Having the ability to identify an animal is not just a box-ticking thing. It actually creates a connection between people and wildlife
Pickering hopes that by persuading people to take part in the count, or the Pollinator Promise – which asks people to make one small change to help bees – the decline in numbers can begin to be reversed. While the impact of one gardener making their garden or yard more bee friendly is small, if everyone stopped mowing their lawn, for example, it could prove transformative for the insects, he notes. Local authorities and businesses can also make a difference by adopting bee friendly policies, such as allowing verges and lawns to grow wild instead of mowing them into sterile rectangles of short grass, which are little more than food deserts to hungry bees.
A shared mission
Ecotricity is launching a new product this month to coincide with the count – Ecotalk, which Pickering describes proudly as the country’s greenest phone network. Available as a SIM card already, the service will expand into a broadband and landline provider this summer. All profits will be reinvested in bee conservation. Like the count, switching to Ecotalk is a simple, everyday way in which people can help, Pickering suggests, “without putting themselves out” too much amid busy lives.
Getting involved in bee-friendly projects aligns with Ecotricity’s mission – which includes a focus on promoting ethical, quality food and on giving land back to nature. But the count also appealed to the company, says Pickering, because it is fun, practical and allows anybody to become part of a potential solution.
It was recently confirmed that GBBC data, once verified by experts, will feed into the Pollinator Monitoring Scheme (PoMS), a ‘health check of Britain’s wild bees and other pollinators that is run by the Centre for Ecology and Hydrology.
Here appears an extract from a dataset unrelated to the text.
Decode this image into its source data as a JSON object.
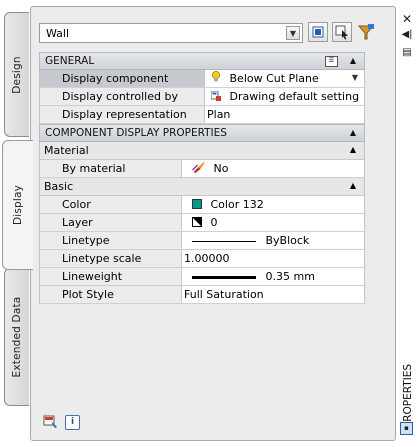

Thousands of verified sightings from this year’s count will be fed into the scheme.
FoE has been campaigning hard around the use of neonicotinoids, a form of insecticide known to damage bees’ ability to navigate, their chances of surviving the winter and their breeding rates. After many campaign groups called for a total ban, in April the EU finally voted to ban the use of neonics on all outdoor crops. FoE described the decision as a “major victory for science, common sense and our under-threat bees”.
The count can help by showing what’s working, as well as what isn’t
Getting as many people as possible involved in building a picture of changing bee populations is crucial to improving the situation, says Pickering. And this is about what’s going right, as well as what the challenges are. By emulating the success stories, Pickering notes, “we might actually see a turnaround in bee numbers and a rise in populations. It’s not only about looking at the negative stories. Some bees are doing as well in towns as they are in the countryside. The count can help by showing what’s working, as well as what isn’t.”
Featured image: Thomas Jorn
Bee-ing in the right place – a lunchtime safari
In this video, Ecotricity’s online community manager, Paul Sergeant, goes on a lunchtime safari to see what wildlife can be found a stone’s throw from Ecotricity’s headquarters in Stroud